In the cases presented, utilizing this anterior surgical hip dislocation allowed preservation of the blood supply, which was confirmed intraoperatively, while providing full visualization of the femoral head. Obtaining full visualization of the femoral head allows greater accuracy in the placement of the donor graft and provides a more universal appreciation of articular conformity. During an OATS procedure, accurate placement of the autograft is essential, as chondrocyte loss can occur if the plug is placed slightly prominent, increasing the amount of shear at the interface between the donor plug and the recipient cartilage [23, 24]. Thus, utilization of a surgical hip dislocation during this procedure not only limits the risk of future avascular necrosis, but also provides increased accuracy during autograft placement.
Clinically, both patients are doing very well after their procedure, have no pain, full range of motion, and are able to ambulate independently without assistance and with good mechanics. Follow-up MRI studies have demonstrated good autograft incorporation with maintenance of articular surface conformity, and no significant complications have been noted at greater than 1 year follow-up and greater than 5 years of follow-up, respectively. In our opinion, treatment of osteochondral defects in the femoral head surface using a surgical dislocation combined with an OATS procedure is a promising approach, as full exposure of the femoral head can be obtained while preserving the vasculature to the femoral head, thus enabling adequate restoration of the articular cartilage surface. Future studies of a larger series of patients will further evaluate the effectiveness of this technique for traumatic osteochondral injury of the femoral head.
We would like to thank both Dr. Gregory R. Saboiero and Dr. Eric Bogner for their assistance in reviewing and preparing the images provided in this manuscript.
One author receives royalties from DePuy, Inc. (RLB), and one author is a paid consultant for Pivot Medical, Inc. (BTK). No other financial support was received for this study.

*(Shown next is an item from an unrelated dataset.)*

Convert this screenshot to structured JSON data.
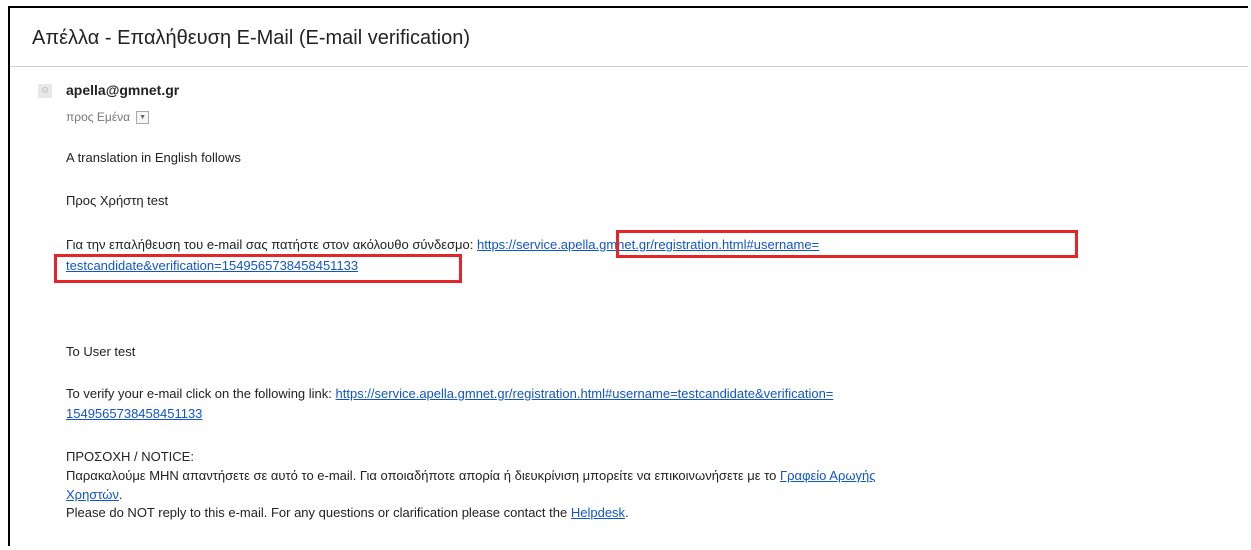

This report has received approval from the Institutional Review Board at the Hospital for Special Surgery.